[RECORDS FOR THE TASK Boundary: Start]

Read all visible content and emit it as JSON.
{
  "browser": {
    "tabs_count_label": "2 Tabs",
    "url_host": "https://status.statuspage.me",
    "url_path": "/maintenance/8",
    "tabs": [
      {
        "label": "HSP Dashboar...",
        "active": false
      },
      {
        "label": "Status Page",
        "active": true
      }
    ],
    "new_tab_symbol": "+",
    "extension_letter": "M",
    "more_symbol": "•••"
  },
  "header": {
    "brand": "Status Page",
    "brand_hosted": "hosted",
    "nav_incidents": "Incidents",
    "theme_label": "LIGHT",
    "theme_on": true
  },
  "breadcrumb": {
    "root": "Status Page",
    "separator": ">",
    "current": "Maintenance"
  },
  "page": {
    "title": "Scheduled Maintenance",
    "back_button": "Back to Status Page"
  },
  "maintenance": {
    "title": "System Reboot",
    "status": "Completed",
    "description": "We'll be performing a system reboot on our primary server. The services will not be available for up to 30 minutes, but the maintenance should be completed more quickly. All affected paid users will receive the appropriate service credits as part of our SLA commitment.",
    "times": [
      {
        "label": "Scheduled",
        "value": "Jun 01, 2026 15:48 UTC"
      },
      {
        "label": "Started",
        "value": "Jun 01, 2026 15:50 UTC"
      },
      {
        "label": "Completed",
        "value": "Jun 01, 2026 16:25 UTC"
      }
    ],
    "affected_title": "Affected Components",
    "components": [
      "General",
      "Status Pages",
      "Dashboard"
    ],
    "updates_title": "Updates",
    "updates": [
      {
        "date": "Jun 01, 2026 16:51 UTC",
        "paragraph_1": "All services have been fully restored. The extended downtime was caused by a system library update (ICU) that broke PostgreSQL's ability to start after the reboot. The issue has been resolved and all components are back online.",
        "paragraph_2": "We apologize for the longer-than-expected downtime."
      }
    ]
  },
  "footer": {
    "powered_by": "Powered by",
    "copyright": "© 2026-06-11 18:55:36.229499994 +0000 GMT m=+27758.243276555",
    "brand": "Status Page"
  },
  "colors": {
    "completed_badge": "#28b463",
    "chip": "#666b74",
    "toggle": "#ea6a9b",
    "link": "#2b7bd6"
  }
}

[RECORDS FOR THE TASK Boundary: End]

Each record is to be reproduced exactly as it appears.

== THE ANSWER ==
Read all visible content and emit it as JSON.
{
  "browser": {
    "tabs_count_label": "2 Tabs",
    "url_host": "https://status.statuspage.me",
    "url_path": "/maintenance/8",
    "tabs": [
      {
        "label": "HSP Dashboar...",
        "active": false
      },
      {
        "label": "Status Page",
        "active": true
      }
    ],
    "new_tab_symbol": "+",
    "extension_letter": "M",
    "more_symbol": "•••"
  },
  "header": {
    "brand": "Status Page",
    "brand_hosted": "hosted",
    "nav_incidents": "Incidents",
    "theme_label": "LIGHT",
    "theme_on": true
  },
  "breadcrumb": {
    "root": "Status Page",
    "separator": ">",
    "current": "Maintenance"
  },
  "page": {
    "title": "Scheduled Maintenance",
    "back_button": "Back to Status Page"
  },
  "maintenance": {
    "title": "System Reboot",
    "status": "Completed",
    "description": "We'll be performing a system reboot on our primary server. The services will not be available for up to 30 minutes, but the maintenance should be completed more quickly. All affected paid users will receive the appropriate service credits as part of our SLA commitment.",
    "times": [
      {
        "label": "Scheduled",
        "value": "Jun 01, 2026 15:48 UTC"
      },
      {
        "label": "Started",
        "value": "Jun 01, 2026 15:50 UTC"
      },
      {
        "label": "Completed",
        "value": "Jun 01, 2026 16:25 UTC"
      }
    ],
    "affected_title": "Affected Components",
    "components": [
      "General",
      "Status Pages",
      "Dashboard"
    ],
    "updates_title": "Updates",
    "updates": [
      {
        "date": "Jun 01, 2026 16:51 UTC",
        "paragraph_1": "All services have been fully restored. The extended downtime was caused by a system library update (ICU) that broke PostgreSQL's ability to start after the reboot. The issue has been resolved and all components are back online.",
        "paragraph_2": "We apologize for the longer-than-expected downtime."
      }
    ]
  },
  "footer": {
    "powered_by": "Powered by",
    "copyright": "© 2026-06-11 18:55:36.229499994 +0000 GMT m=+27758.243276555",
    "brand": "Status Page"
  },
  "colors": {
    "completed_badge": "#28b463",
    "chip": "#666b74",
    "toggle": "#ea6a9b",
    "link": "#2b7bd6"
  }
}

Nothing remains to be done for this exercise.